There was also another wreck bell called the "Distress Bell", which was once located at the corner of Ocean Amphitheatre and Portsea Roads in 1965 but has since disappeared.
The bell, still in its original location, is mounted on a two metre high square timber post, which is supported and bolted to two upright rectangular timbers embedded into a rectangular platform base. At the top of the post, a bifurcated yoke belfry surrounds the bell. Below this, attached to the post on the western side, is a sign which reads "Any person found ringing this bell except in the case of shipwreck or maritime disaster will be prosecuted". The bifurcated yoke structure housing the Wreck Bell, along with the bell, platform base, and ladder are original.
How is it significant? The Wreck Bell is of historical and social significance to the State of Victoria.
Why is it significant?
The Wreck Bell is of historical significance for its associations with the maritime history of Victoria. As an essential maritime facility involved in many shipping emergencies, the bell reflects the historical development of the port of Melbourne and the level of its shipping activity. The bell was rung every time the lifeboat was used for a major shipwreck in the Port Phillip Heads area from 1894 to 1974. Many of these wrecks were of interstate and international origins.
The Wreck Bell has historical significance as an intrinsic component of the maritime history of Queenscliff. It has strong associations with other important features of the maritime landscape of the region including the Queenscliff Pier, Queenscliff Lifeboat and Lifeboat Shed, Queenscliff Maritime Museum, Point Lonsdale Pier, Point Lonsdale Lifeboat (now at the Queenscliff Maritime Museum), the Point Lonsdale and Point Nepean Rocket Sheds, Shortland Bluff Signal Station, and shipwrecks in the Port Phillip Heads area. Marine rescue and the pilots' service were two essential services based at Queenscliff, and were responsible in part for the development of Queenscliff as a maritime service town. The location of the bell is highly significant, due to its proximity to the former lifeboat shed and the residences of local crew members. This site is also a significant example of the wider resource of lifesaving and maritime infrastructure heritage from around the State.
The Wreck Bell is of historical significance as one of only two extant wreck bells in Victoria. The other wreck bell, located at Lakes Entrance and built in 1881, is of a different construction method. The Queenscliff bell is the only example of a wreck bell with a bifurcated yoke structure in the state, the only other example known to have existed was erected at Port Fairy in 1884.

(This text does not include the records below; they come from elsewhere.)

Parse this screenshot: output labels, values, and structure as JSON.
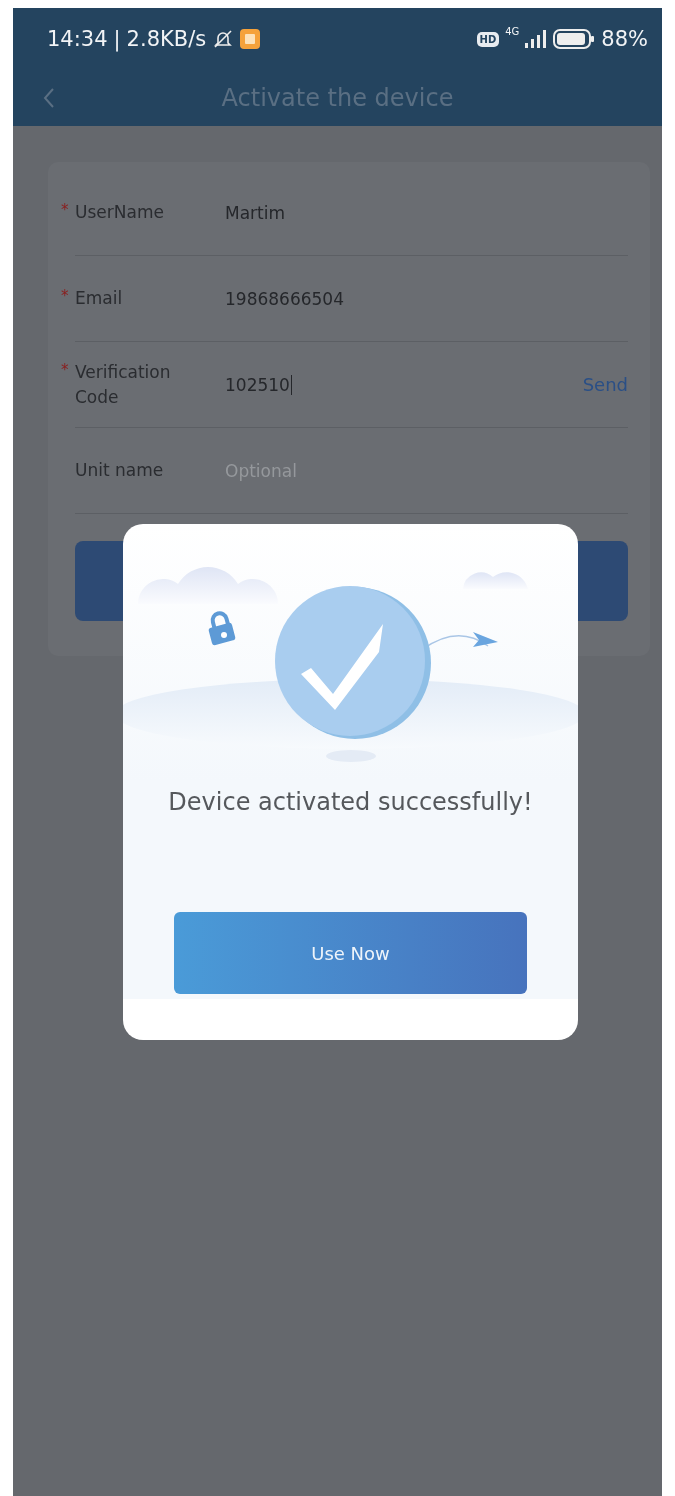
{
  "status_bar": {
    "time": "14:34",
    "separator": "|",
    "speed": "2.8KB/s",
    "hd": "HD",
    "network": "4G",
    "battery": "88%"
  },
  "header": {
    "title": "Activate the device"
  },
  "form": {
    "required_mark": "*",
    "fields": [
      {
        "label": "UserName",
        "required": true,
        "value": "Martim",
        "focused": false
      },
      {
        "label": "Email",
        "required": true,
        "value": "19868666504",
        "focused": false
      },
      {
        "label": "Verification Code",
        "required": true,
        "value": "102510",
        "focused": true,
        "action": "Send"
      },
      {
        "label": "Unit name",
        "required": false,
        "placeholder": "Optional",
        "focused": false
      }
    ]
  },
  "dialog": {
    "message": "Device activated successfully!",
    "button": "Use Now"
  }
}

The Wreck Bell has social significance to the local community, especially the fishing community, many of whom can demonstrate generations of family members serving as the lifeboat crew.